The chief executive officer of a health authority in St. John's, Canada, has apologized for not disclosing full details on faulty tests that may have affected the care of hundreds of breast cancer patients.
George Tilley of the Eastern Health Regional Authority agreed that Eastern Health could have avoided public confusion by disclosing months ago what it knew about the hormone receptor tests.
'I regret the decision that we didn't simply refer to it earlier,' Tilley said at a press meeting. 'I apologize for the confusion that that caused.'
Eastern Health disclosed last year that it had been having problems for eight years with hormone receptor tests, which determine which course of treatment is appropriate for a patient.
Yet, until now, however, Eastern had indicated that the tests' error rate was as low as 10 percent.
However, an affidavit filed with a pending class-action lawsuit in Newfoundland Supreme Court indicated that the error rate was significantly higher.
Of 763 patients who tested negative, 317 had been given wrong results, says the affidavit, filed in February by Heather Predham, assistant director of quality and risk management with Eastern Health.
Of those, 104 patients required a change in treatment, with 96 eventually being prescribed Tamoxifen, a drug that is highly regarded for its ability to block the hormones that promote the growth of cancer cells, it adds.

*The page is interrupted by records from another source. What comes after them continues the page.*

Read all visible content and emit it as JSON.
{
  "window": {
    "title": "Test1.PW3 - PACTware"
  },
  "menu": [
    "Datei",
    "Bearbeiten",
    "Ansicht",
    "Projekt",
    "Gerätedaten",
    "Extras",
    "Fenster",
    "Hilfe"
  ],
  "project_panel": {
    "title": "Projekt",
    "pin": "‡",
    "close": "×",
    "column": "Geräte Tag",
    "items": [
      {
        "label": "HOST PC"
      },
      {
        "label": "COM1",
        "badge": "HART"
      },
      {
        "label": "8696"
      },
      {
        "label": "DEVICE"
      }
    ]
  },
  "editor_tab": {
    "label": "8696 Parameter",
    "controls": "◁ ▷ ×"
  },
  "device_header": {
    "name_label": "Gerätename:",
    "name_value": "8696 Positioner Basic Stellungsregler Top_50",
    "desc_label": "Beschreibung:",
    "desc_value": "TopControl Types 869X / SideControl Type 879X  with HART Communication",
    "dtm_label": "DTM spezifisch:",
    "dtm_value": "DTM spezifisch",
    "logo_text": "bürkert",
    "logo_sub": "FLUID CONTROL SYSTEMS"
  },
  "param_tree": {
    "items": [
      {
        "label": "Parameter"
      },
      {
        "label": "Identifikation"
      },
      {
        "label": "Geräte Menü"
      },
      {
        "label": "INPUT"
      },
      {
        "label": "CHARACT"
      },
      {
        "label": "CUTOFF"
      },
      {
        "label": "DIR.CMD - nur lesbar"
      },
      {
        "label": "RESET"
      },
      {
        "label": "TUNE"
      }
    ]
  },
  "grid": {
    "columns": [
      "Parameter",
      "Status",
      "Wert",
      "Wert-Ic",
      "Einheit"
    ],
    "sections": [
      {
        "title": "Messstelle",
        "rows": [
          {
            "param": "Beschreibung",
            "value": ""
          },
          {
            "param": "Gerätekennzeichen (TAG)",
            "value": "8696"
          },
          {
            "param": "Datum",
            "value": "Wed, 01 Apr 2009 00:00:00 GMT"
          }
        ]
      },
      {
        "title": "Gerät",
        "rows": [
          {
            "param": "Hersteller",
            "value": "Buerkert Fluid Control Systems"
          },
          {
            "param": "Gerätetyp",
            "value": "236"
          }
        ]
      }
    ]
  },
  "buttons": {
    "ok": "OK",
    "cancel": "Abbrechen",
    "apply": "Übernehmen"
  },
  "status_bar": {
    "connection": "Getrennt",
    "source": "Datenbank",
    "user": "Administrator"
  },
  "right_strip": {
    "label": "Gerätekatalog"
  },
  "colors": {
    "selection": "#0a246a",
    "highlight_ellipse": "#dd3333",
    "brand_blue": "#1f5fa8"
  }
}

A subsequent document, filed this week, showed that 36 women who have since died received inaccurate hormone receptor tests.
Accordingly, Eastern Health was aware of the error rate in the winter of 2006, but the public was never told about it until a Canadian news channel reported it from the court record earlier this week.
This sparked public outrage and at times emotional debate in the house of assembly, with Premier Danny Williams promising a public response to the disclosures.
Tilley said Eastern Health never intended to mislead anyone while dealing with a continuing investigation into problems with how hormone receptor test results have been disclosed.
Peter Dawe, executive director of the Newfoundland and Labrador branch of the Canadian Cancer Society, appreciated the apology.
'Full disclosure was important,' Dawe was reported.
'Individuals could've been brought into the process a lot quicker — they should be part of the decision-making about their own treatment.'
The Premier while saying that he was not ruling out a public inquiry into the controversy, stressed that he has not lost confidence in the health-care system, and that the public should not 'taint and smear' officials because of what happened.
He said any investigation to follow must balance the privacy of patients against the public's right to know.
'We need to make sure there's full disclosure to the people of the province, but more particularly to the patients and the families concerned,' Williams was quoted.